Skip to main content

Learn Canine Color Genetics

Canine Coat Color Basics

Colors:  Black, Yellow, and Red

Canines produce two types of pigment: eumelanin, which is black pigment; and phaeomelanin which is red/yellow pigment. It is the combination of these pigments, along with dilutions, modifiers, and white patterns, that make up the entire spectrum of dog coat colors.

In dogs and wolves there are four known alleles of the extension locus: EM, EG, E, and e. In the absence of dilutions or white patterns, a dog that is ee will be red or yellow. Its skin and eyes will still be dark, but the coat will only contain red or yellow pigment; thereby producing a red or yellow dog. In an ee dog, many other genes are masked. They are there, and will still be passed on to offspring, but they will not express. Dilutions and white patterns will still affect an ee dog.

How the Dog Got It's Spots...

During fetal development cells called melanocytes migrate out from the spinal cord to other areas of the body. These melanocytes produce the pigment that “colors” the dogs coat and skin.
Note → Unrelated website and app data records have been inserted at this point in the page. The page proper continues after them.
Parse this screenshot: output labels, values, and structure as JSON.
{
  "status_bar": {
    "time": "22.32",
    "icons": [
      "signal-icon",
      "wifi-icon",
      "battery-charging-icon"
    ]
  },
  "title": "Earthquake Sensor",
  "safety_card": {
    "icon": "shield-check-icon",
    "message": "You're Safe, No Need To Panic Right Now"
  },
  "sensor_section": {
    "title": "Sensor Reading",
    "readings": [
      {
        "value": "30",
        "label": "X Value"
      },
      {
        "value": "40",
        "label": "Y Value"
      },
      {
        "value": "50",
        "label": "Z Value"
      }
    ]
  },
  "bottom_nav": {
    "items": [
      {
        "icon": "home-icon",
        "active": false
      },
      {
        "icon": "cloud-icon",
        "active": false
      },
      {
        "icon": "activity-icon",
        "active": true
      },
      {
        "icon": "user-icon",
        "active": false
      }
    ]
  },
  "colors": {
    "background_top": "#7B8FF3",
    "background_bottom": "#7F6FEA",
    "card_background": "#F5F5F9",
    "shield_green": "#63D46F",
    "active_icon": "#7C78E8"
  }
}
Areas where the melanocytes do not reach during fetal development remain without pigment causing areas of white hair and pink skin. The areas most commonly white in dogs are the last areas that are reached by the melanocytes: the chest, tip of the tail, and the toes. The current theory on white pattern development is that environmental factors in the womb (and perhaps white booster or suppressor genes) can affect melanocytes migration resulting in small white spots in these areas without an actual white pattern mutation. When mutations occur in the genes that control melanocyte migration, large areas of white can result. Recent studies have shown that at least one white pattern is the result of a mutation in the gene microphthalmia-associated transcription factor (MITF). However, this mutation does not account for all the white patterns found in canines and in some dogs the mutation does not follow the expected pattern indicating additional genes at work. (Schmutz et al. 2009)